      At least this fella still kept his singapore citizenship! damn he must be proud of singapore..

      steady la ah ko! hahahaa

  • Dead_Man_Inc's Avatar
    11,958 posts since Dec '04
  • Queen of sgForums
    驚世駭俗醜不啦嘰 moderatress
    FireIce's Avatar
    244,858 posts since Dec '99
  • maurizio13's Avatar
    12,915 posts since Sep '06
  • GHoST_18's Avatar
    24,162 posts since Jun '03
  • limywv's Avatar
    1,629 posts since Dec '06
  • Yomigaeru tsubasa's Avatar
    267 posts since Jan '09
  • Queen of sgForums
    驚世駭俗醜不啦嘰 moderatress
    FireIce's Avatar
    244,858 posts since Dec '99
  • Pitot's Avatar
    43,431 posts since Aug '05
    • Originally posted by Dead_Man_Inc:

      wah, like something we would see in the movies

      i was asking my fren just now why no one take up the script..

       

      confirm blockbuster! beat internal affairs!

  • Sienx's Avatar
    1,170 posts since Sep '07
  • JJxJJ's Avatar
    7,743 posts since Mar '04
    • Originally posted by GHoST_18:

      now this really make our pai kias here look bad...

      icon_lol.gif

      like pi sai

  • Hello Kitty's Avatar
    25,805 posts since Dec '99
  • zenden9's Avatar
    1,221 posts since Nov '03
    • Ah Kong gang routed 14K???

      14k in hong kong and macau is still one of the largest triad while what happen to ah kong gang now?   Both CMI in sg and holland liao...  Really Ah Gong now.  LOL.

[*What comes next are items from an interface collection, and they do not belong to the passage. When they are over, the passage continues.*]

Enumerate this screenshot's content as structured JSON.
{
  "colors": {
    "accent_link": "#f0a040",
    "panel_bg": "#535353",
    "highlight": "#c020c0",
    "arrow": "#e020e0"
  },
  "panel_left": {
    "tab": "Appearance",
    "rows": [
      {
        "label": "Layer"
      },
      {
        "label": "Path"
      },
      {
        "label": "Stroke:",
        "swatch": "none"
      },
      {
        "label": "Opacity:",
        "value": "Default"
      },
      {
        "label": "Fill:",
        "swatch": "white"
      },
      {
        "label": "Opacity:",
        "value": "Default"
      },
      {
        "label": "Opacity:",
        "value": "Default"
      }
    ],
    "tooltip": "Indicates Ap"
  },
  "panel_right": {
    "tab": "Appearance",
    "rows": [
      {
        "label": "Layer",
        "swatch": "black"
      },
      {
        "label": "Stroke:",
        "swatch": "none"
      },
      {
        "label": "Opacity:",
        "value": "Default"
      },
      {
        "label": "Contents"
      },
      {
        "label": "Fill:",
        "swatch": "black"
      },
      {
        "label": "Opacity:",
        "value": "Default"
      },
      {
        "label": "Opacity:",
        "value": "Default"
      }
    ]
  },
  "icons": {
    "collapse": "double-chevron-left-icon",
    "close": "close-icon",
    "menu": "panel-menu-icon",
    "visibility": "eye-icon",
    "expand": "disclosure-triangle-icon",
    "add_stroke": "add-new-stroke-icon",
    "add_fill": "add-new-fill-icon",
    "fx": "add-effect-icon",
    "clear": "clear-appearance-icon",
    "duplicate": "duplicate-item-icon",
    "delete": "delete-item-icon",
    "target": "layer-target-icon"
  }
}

      Edited by zenden9 09 Jan `09, 10:47PM
  • maurizio13's Avatar
    12,915 posts since Sep '06
  • I-like-flings(m)'s Avatar
    17,699 posts since Feb '04
    • knn dunno wat john woo is waiting.... tulan about 14K kena hoot is it?? i wan it on movie la... knn..

  • maurizio13's Avatar
    12,915 posts since Sep '06
  • And life goes on... with shades of grey
    BadzMaro's Avatar
    33,745 posts since Apr '04
  • BrUtUs's Avatar
    15,021 posts since Apr '03
  • cApitaland's Avatar
    5,100 posts since Sep '05
  • I-like-flings(m)'s Avatar
    17,699 posts since Feb '04
    • Originally posted by cApitaland:

      we are in agony over his health la.


      hannor.. knn.. pls pray for him....

  • The iPhone Pig
    Detached's Avatar
    6,506 posts since Sep '04
  • Arena's Avatar
    1,222 posts since Dec '02
    • I think Sg now no more 13 Group liao.. For See Tong, I think they are non-existant in Sg liao bah.. They have all migrated to Holland?

Please Login or Signup to reply.